GET ready for the Holden Camaro – a rebadged version of the Chevrolet Camaro that will effectively be a V8-powered replacement for the Monaro, one of Australia’s most iconic nameplates.
Holden has confirmed it will sell a V8-powered sports car in Australia as Commodore production winds down in 2017.
Speaking at the 2015 Detroit motor show, the vice-president of General Motors’ Asian-based Consolidated International Operations, Stefan Jacoby, confirmed a high-performance model would step in once the V8-powered Commodores were discontinued in 2017.
“We will bring a Holden sports car in the … near future,” said Jacoby. “It will be something which truly fulfils the requirements of a true Holden sports car.”
When asked if the car would be powered by a V8, Jacoby said: “Most likely, yes”.
Given the high price and low volumes of the Corvette – a car that has a tightly packaged engine that is extremely difficult to switch to right-hand drive – the Camaro muscle car is the most likely option.
The next-generation Camaro is due in 2016 internationally and likely to be produced for a global market with the steering wheel on the right-hand side.
The 2017 Holden Monaro – sorry, Camaro – would sell alongside its long-running rival, the Ford Mustang, which will be offered in Australia from late 2015 with four-cylinder turbo and V8 engines.
The big question is whether Holden will badge the Camaro as a Monaro.
When asked about the future Holden sports car, Jacoby initially said it could revive the Monaro nameplate.
But, cryptically, he later said it would not signal the return of the Monaro.

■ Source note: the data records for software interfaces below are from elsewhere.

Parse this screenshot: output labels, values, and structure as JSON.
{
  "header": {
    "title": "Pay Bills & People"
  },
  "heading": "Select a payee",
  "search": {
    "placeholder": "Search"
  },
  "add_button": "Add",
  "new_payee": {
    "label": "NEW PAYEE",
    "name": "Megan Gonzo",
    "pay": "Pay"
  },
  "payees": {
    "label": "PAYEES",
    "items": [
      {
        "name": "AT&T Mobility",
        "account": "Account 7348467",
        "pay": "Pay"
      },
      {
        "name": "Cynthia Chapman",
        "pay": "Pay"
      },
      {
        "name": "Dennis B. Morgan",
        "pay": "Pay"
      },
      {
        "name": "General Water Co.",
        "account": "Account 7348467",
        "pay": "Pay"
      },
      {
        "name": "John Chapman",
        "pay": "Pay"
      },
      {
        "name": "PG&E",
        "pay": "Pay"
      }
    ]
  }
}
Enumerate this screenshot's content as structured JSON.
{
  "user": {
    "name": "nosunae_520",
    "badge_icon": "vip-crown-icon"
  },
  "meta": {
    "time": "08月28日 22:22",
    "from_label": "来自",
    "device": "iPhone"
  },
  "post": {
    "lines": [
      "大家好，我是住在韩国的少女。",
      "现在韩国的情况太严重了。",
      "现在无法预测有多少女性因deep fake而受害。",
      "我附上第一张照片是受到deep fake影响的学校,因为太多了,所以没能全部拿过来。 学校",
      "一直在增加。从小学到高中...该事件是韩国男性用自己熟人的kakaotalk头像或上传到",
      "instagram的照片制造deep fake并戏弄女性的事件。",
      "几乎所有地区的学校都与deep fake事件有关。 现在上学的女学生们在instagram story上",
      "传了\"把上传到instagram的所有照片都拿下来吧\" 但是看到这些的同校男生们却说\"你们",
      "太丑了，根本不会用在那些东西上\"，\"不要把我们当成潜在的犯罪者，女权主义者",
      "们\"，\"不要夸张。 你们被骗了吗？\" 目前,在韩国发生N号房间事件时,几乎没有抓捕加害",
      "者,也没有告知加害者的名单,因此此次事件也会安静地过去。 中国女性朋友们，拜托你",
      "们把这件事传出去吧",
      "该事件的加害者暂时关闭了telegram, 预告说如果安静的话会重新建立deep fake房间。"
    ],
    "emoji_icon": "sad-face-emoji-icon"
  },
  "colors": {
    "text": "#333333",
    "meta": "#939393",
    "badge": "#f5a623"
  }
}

Either way, there’s little doubt some buyers will see it as the spiritual successor to the legendary two-door Commodore that has not been available for almost a decade.
Jacoby even suggested the new Holden sports car would likely receive Australian design and/or engineering input.
“I think it was a wise decision to maintain our Lang Lang proving ground,” he said.
As for timing, Jacoby said it will most likely arrive after Commodore production ends, which is slated for 2017.